Excerpts from an interface dataset
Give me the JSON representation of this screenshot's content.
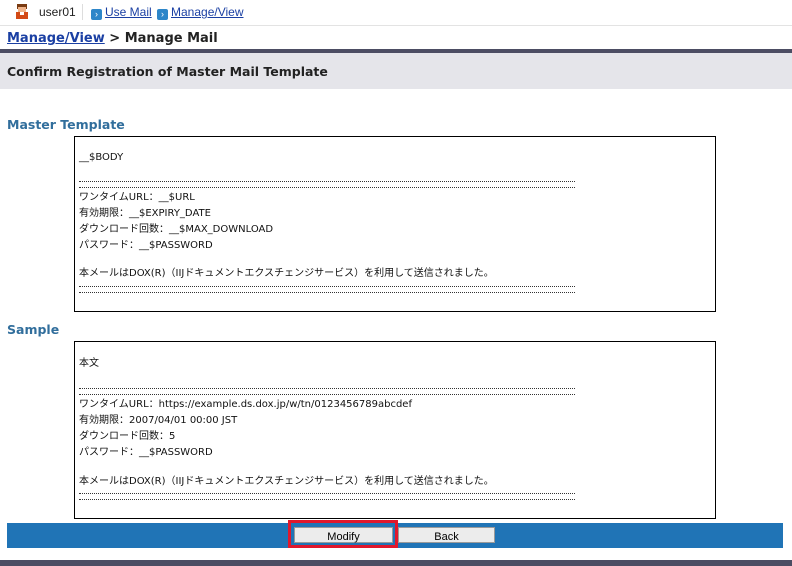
{
  "topbar": {
    "user": "user01",
    "links": [
      "Use Mail",
      "Manage/View"
    ]
  },
  "breadcrumb": {
    "parent": "Manage/View",
    "separator": ">",
    "current": "Manage Mail"
  },
  "page_title": "Confirm Registration of Master Mail Template",
  "master_template": {
    "label": "Master Template",
    "lines": [
      "__$BODY",
      "",
      "=====",
      "ワンタイムURL：__$URL",
      "有効期限：__$EXPIRY_DATE",
      "ダウンロード回数：__$MAX_DOWNLOAD",
      "パスワード：__$PASSWORD",
      "",
      "本メールはDOX(R)（IIJドキュメントエクスチェンジサービス）を利用して送信されました。",
      "====="
    ]
  },
  "sample": {
    "label": "Sample",
    "lines": [
      "本文",
      "",
      "=====",
      "ワンタイムURL：https://example.ds.dox.jp/w/tn/0123456789abcdef",
      "有効期限：2007/04/01 00:00 JST",
      "ダウンロード回数：5",
      "パスワード：__$PASSWORD",
      "",
      "本メールはDOX(R)（IIJドキュメントエクスチェンジサービス）を利用して送信されました。",
      "====="
    ]
  },
  "buttons": {
    "modify": "Modify",
    "back": "Back"
  },
  "colors": {
    "accent_bar": "#2074b6",
    "section_label": "#316e9c",
    "highlight": "#e0182d",
    "dark_rule": "#4c4d63"
  },
  "icons": {
    "user": "user-icon",
    "link": "arrow-right-icon"
  }
}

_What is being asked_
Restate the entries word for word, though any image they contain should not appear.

_Response_
Give me the JSON representation of this screenshot's content.
{
  "topbar": {
    "user": "user01",
    "links": [
      "Use Mail",
      "Manage/View"
    ]
  },
  "breadcrumb": {
    "parent": "Manage/View",
    "separator": ">",
    "current": "Manage Mail"
  },
  "page_title": "Confirm Registration of Master Mail Template",
  "master_template": {
    "label": "Master Template",
    "lines": [
      "__$BODY",
      "",
      "=====",
      "ワンタイムURL：__$URL",
      "有効期限：__$EXPIRY_DATE",
      "ダウンロード回数：__$MAX_DOWNLOAD",
      "パスワード：__$PASSWORD",
      "",
      "本メールはDOX(R)（IIJドキュメントエクスチェンジサービス）を利用して送信されました。",
      "====="
    ]
  },
  "sample": {
    "label": "Sample",
    "lines": [
      "本文",
      "",
      "=====",
      "ワンタイムURL：https://example.ds.dox.jp/w/tn/0123456789abcdef",
      "有効期限：2007/04/01 00:00 JST",
      "ダウンロード回数：5",
      "パスワード：__$PASSWORD",
      "",
      "本メールはDOX(R)（IIJドキュメントエクスチェンジサービス）を利用して送信されました。",
      "====="
    ]
  },
  "buttons": {
    "modify": "Modify",
    "back": "Back"
  },
  "colors": {
    "accent_bar": "#2074b6",
    "section_label": "#316e9c",
    "highlight": "#e0182d",
    "dark_rule": "#4c4d63"
  },
  "icons": {
    "user": "user-icon",
    "link": "arrow-right-icon"
  }
}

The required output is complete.